Reddit has launched a crowdfunding platform for its members called Redditmade — another in a series of bets that Reddit has made on the power of its community, something traditional media companies could learn from
Canadian journalist Jesse Brown decided he needed to get paid for his podcast or give it up, so he asked his listeners for help by setting up a crowdfunding campaign through Patreon, a platform like Kickstarter that is designed to support long-term projects
Android Wear isn’t just a platform for big hardware manufacturers. A group on Indiegogo is raising funds for their own watch design running Google’s smartwatch software
Structure Connect, the third and final installment of Gigaom’s 2014 Structure series, comes to San Francisco October 21 and 22 with a comprehensive look at the internet of things.
Welcome another thermostat to the market with awesome design, connectivity and a pledge toward openness that could win fans. It’s also a wee bit cheaper than the Nest.
Building hardware is hard. So is raising venture capital. So which of the two big crowdfunding sites offer an entrepreneur the best chance at both?
Turns out I’m not the only hater in town when it comes to the “solar freakin’ roadways” project. Since I wrote that “we don’t need solar roadways, we need to unleash current solar panels,” back in May the solar roadway’s Indiegogo project raised $2.2 million, over double their goal of $1 million. But Scientific American just published a well researched take down of the hard road ahead that such a technology would face — the article looks into the technical and cost hurdles. Check it out here if you’ve been following this project.
Solar roads sound cool.

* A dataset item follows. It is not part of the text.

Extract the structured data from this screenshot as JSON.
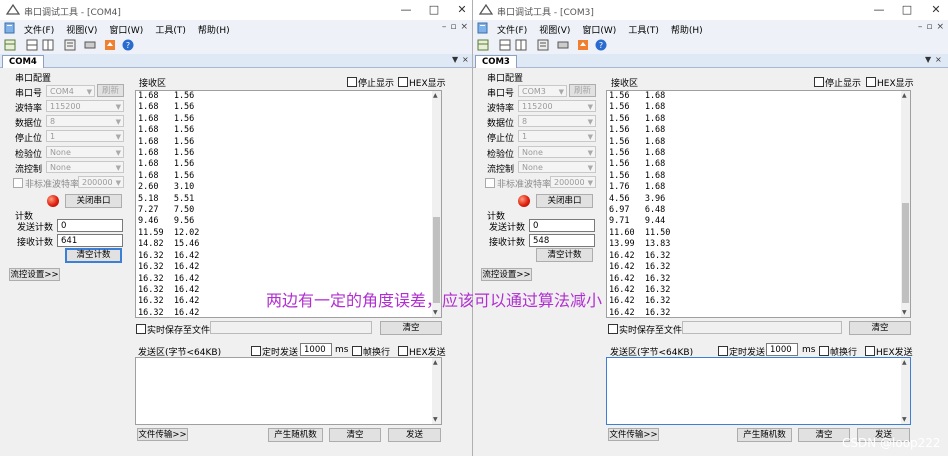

But what would be really cool is if current solar panels met their potential in the world some day.
Indiegogo, the crowdfunding marketplace popular with hardware projects, has added some celebrity investors including Sir. Richard Branson, the founder of Virgin Group, to its $40 million round announced in January. Other well-known names include Pay Pal Founder Max Levchin; Maynard Webb, the chairman of Yahoo; Tim Draper, the founding partner at Draper Fisher Jurvetson; and Dawn Lepore, the former chairman and CEO of Drugstore.com. The are the people behind some big name consumer brands. Perhaps they can help Indiegogo expand to a broader audience.
Last week, the Washington State Attorney General filed a suit under the provisions of the consumer protection act against the makers of a card playing game named Asylum. The reason for the suit is the maker of the card game, Ed Nash, has yet to deliver any of the goods to backers of his successful Kickstarter campaign, for which he raised over $25 thousand, nearly a year and a half past the promised ship date.
The case of Asylum and Nash clearly a little extreme. Nash has effectively gone missing, not posting an update for nearly a year despite thousands of comments on the project’s Kickstarter page asking about the status of the project, requesting refunds and, in general, wondering what happened to the project.
That said, the move by a state attorney general to invoke the consumer protection act against a creator has to make both the crowdfunding platforms as well as creators using those platforms for the thousands of crowdfunded projects a little nervous. After all, just taking a quick tour through either Kickstarter or Indiegogo or reading tech blogs will show you numerous examples of campaigns where the rewards for the goods have yet to be delivered.
Granted, the vast majority of these campaigns missed deadlines are not due to fraud or ill intentions, but simply because the creator didn’t correctly anticipate various hurdles or the magnitude of what delivering their promised campaign rewards entailed. In hardware and physical goods in particular, where there is some manufacturing component, I have found there are a high degree hurdles that are particularly difficult for project creators to anticipate and get over as they look to ship.
But even if the creator doesn’t have bad intentions, what’s to stop an aggressive attorney general from Washington or some other state from bringing suit against a creator who fails to deliver? Kickstarter, for its part, absolves itself from liability in its terms of service and puts the burden for delivery on the creator, and tells creators that failure to deliver the promised rewards can result in legal action on the behalf of the backers.
Perhaps the most surprising thing about Washington state’s AG bringing suit is that while individuals have sued creators before for failure to deliver, this is the first time a state has taken legal action on behalf of consumers. And while the suit is based on the belief that the creator, Nash, had intention to defraud its backers, the crowdfunding legal floodgates being opened could, in all likelihood, mean a rising tide of lawsuits that could surround those creators who simply fail to deliver.